What is needed -
Please count the lines below that contain the word "icon", and reply with that number alone.

Material for the task -

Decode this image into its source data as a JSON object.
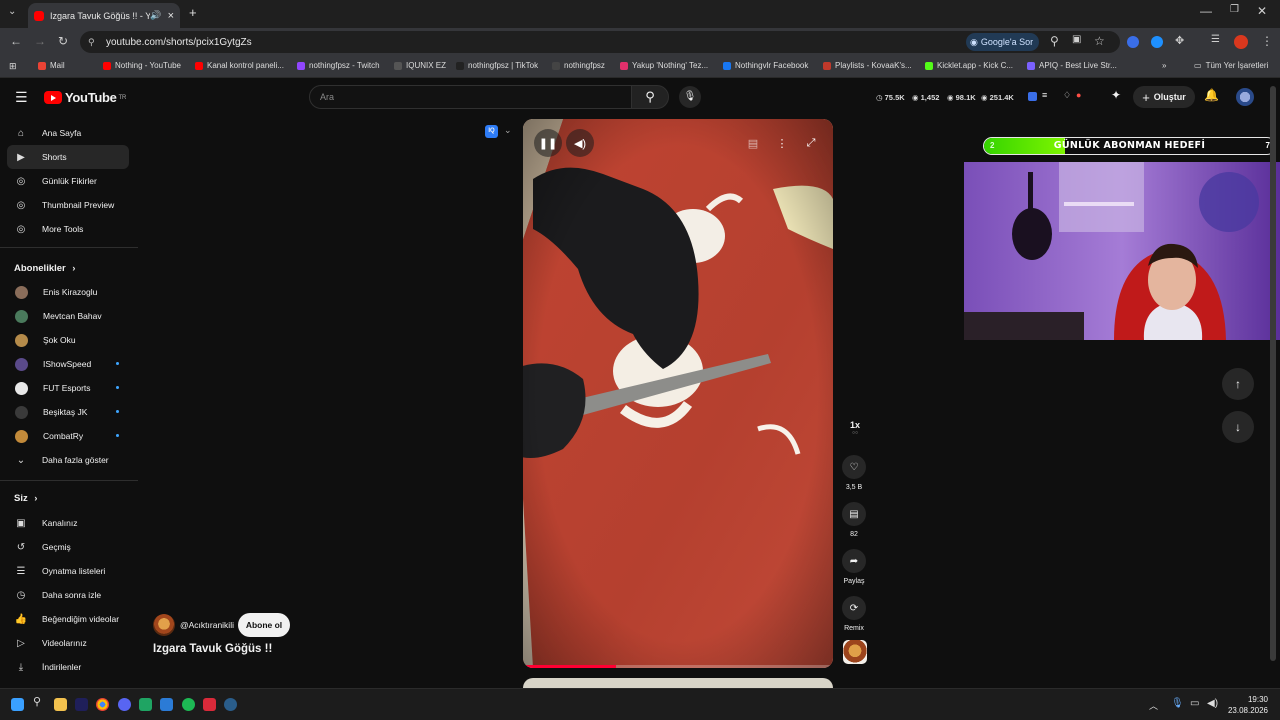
{
  "browser": {
    "tab_title": "Izgara Tavuk Göğüs !! - You",
    "url": "youtube.com/shorts/pcix1GytgZs",
    "google_lens": "Google'a Sor",
    "bookmarks": [
      {
        "label": "Mail",
        "color": "#ea4335"
      },
      {
        "label": "Nothing - YouTube",
        "color": "#ff0000"
      },
      {
        "label": "Kanal kontrol paneli...",
        "color": "#ff0000"
      },
      {
        "label": "nothingfpsz - Twitch",
        "color": "#9146ff"
      },
      {
        "label": "IQUNIX EZ",
        "color": "#555555"
      },
      {
        "label": "nothingfpsz | TikTok",
        "color": "#222222"
      },
      {
        "label": "nothingfpsz",
        "color": "#444444"
      },
      {
        "label": "Yakup 'Nothing' Tez...",
        "color": "#e1306c"
      },
      {
        "label": "Nothingvlr Facebook",
        "color": "#1877f2"
      },
      {
        "label": "Playlists - KovaaK's...",
        "color": "#c0392b"
      },
      {
        "label": "Kicklet.app - Kick C...",
        "color": "#53fc18"
      },
      {
        "label": "APIQ - Best Live Str...",
        "color": "#7b61ff"
      }
    ],
    "all_bookmarks": "Tüm Yer İşaretleri"
  },
  "youtube": {
    "logo": "YouTube",
    "region": "TR",
    "search_placeholder": "Ara",
    "stats": [
      "75.5K",
      "1,452",
      "98.1K",
      "251.4K"
    ],
    "create": "Oluştur"
  },
  "sidebar": {
    "main": [
      {
        "label": "Ana Sayfa",
        "icon": "home-icon"
      },
      {
        "label": "Shorts",
        "icon": "shorts-icon",
        "active": true
      },
      {
        "label": "Günlük Fikirler",
        "icon": "extension-icon"
      },
      {
        "label": "Thumbnail Preview",
        "icon": "extension-icon"
      },
      {
        "label": "More Tools",
        "icon": "extension-icon"
      }
    ],
    "subs_header": "Abonelikler",
    "subs": [
      {
        "label": "Enis Kirazoglu",
        "color": "#8a6d5a",
        "dot": false
      },
      {
        "label": "Mevtcan Bahav",
        "color": "#4a7a5c",
        "dot": false
      },
      {
        "label": "Şok Oku",
        "color": "#b58b4a",
        "dot": false
      },
      {
        "label": "IShowSpeed",
        "color": "#5a4a8a",
        "dot": true
      },
      {
        "label": "FUT Esports",
        "color": "#e8e8e8",
        "dot": true
      },
      {
        "label": "Beşiktaş JK",
        "color": "#3a3a3a",
        "dot": true
      },
      {
        "label": "CombatRy",
        "color": "#c28a3a",
        "dot": true
      }
    ],
    "show_more": "Daha fazla göster",
    "you_header": "Siz",
    "you": [
      {
        "label": "Kanalınız",
        "icon": "channel-icon"
      },
      {
        "label": "Geçmiş",
        "icon": "history-icon"
      },
      {
        "label": "Oynatma listeleri",
        "icon": "playlist-icon"
      },
      {
        "label": "Daha sonra izle",
        "icon": "clock-icon"
      },
      {
        "label": "Beğendiğim videolar",
        "icon": "like-icon"
      },
      {
        "label": "Videolarınız",
        "icon": "video-icon"
      },
      {
        "label": "İndirilenler",
        "icon": "download-icon"
      }
    ]
  },
  "short": {
    "channel": "@Acıktıranikili",
    "subscribe": "Abone ol",
    "title": "Izgara Tavuk Göğüs !!",
    "speed": "1x",
    "likes": "3,5 B",
    "comments": "82",
    "share": "Paylaş",
    "remix": "Remix",
    "progress": 0.3
  },
  "overlay": {
    "goal_label": "GÜNLÜK ABONMAN HEDEFİ",
    "goal_current": "2",
    "goal_target": "7",
    "goal_fraction": 0.28
  },
  "taskbar": {
    "time": "19:30",
    "date": "23.08.2026"
  }
}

Task solution -
12